Dr Scott Avery is descendant from the Worimi people and is the Research and Policy Director at the First Peoples Disability Network (Australia). He is a leading scholar working in Indigenous disability, undertaking a PhD at the University of Technology Sydney on social inclusion and disability in Aboriginal and Torres Strait Islander communities. He talks about the importance of accessibility and inclusion in education. His academic work is strengthened through his lived experience as a deaf person. 


Episode Two: Blind Cricket and Spinning DJ Decks

About the storyteller

Brian Edwards is a proud Wiradjuri man who became blind shortly after turning eighteen. He has worked as a disability advocate with Absec and the NDIS. Before becoming blind, he played rugby league for over a decade with the Redfern All Blacks. In this interview, Brian shares how he maintains his love for sport with Blind Cricket and now enjoys performing as a DJ. 

For more information about blind sports, visit Vision Australia's website here.


Episode Three: Intersectional Advocacy Improves Everyone's Wellbeing 

About the storyteller

Cass Best is a proud Gay Kamilaroi Mari from Gunnedah. Cass is a non-binary Mari living with disability. Cass is a director of BlaQ and is currently the Aboriginal Community Development Officer for SSI. Much of Cass’ advocacy focuses on intersectionality, working to create inclusive spaces for mob who are queer and live with disabilities. In this interview, Cass talks about how advocacy has not only improved their wellbeing, but has also improved inclusion and accessibility for others. 

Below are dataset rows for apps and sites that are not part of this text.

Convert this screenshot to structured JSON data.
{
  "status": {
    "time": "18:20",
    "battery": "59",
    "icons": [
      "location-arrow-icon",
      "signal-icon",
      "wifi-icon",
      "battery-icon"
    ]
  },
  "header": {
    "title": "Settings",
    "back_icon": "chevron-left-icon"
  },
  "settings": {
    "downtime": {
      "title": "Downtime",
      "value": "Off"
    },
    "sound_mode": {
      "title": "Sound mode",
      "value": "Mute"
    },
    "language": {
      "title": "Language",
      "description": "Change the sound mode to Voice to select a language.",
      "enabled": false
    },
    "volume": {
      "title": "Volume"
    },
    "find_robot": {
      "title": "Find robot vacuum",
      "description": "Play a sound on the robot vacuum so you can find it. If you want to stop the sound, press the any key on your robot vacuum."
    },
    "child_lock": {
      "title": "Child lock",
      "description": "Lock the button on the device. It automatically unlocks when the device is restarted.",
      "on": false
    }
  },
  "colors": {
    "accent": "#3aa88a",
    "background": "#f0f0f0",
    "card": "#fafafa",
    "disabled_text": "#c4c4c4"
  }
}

Episode Four: Thriving within Neurodiversity 

About the storyteller

Gomoroi man Mat Fink has always been involved in Sydney’s art scene, first as a graffiti artist, and now as a tattooist. His Newtown based studio, Something Original, speaks to his own creative character. Diagnosed later in life with ADHD and Autism, Mat speaks about the neurodivergent experience and how it impacted his worldview.

You can find resources and information about taking care of your mental health by visiting

For 24/7 crisis support 24/7, contact 13YARN on 13 92 76 or visit their website here.


Episode Five: Poetry and Accessible Peer Groups for Creatives

About the storyteller

Kerri Shying is a poet of Chinese, Australian and Wiradjuri heritage, and is known for her bilingual pocketbook of poems  “sing out when you want me”, 2017,  “Elevensies”, 2018 and “Knitting Mangrove Roots” 2019. Based in Newcastle, Kerri co-covenes a bi-monthly online disability peer writing workshop group named Write Up. Kerri herself lives with disability and understands the importance of creating inclusive community spaces on and offline.

You can request to join the Write Up Facebook Page here.

Episode Six: Decolonising Academia

About the storyteller

Professor John Gilroy is a Yuin man from the NSW South Coast and is a professor of Indigenous health and disability. For most of his life, John has worked in disability and ageing research and community development with Aboriginal communities, government, and non-government stakeholders. He is the first person to create Indigenous research methodologies in disability research. John is passionate about Aboriginal owned and driven research as means to influence policy and speaks on the important role of Aboriginal academia. 

Thank you to the Gadigal Information Service and Koori Radio for partnering to deliver this powerful program through on-air conversations about living well.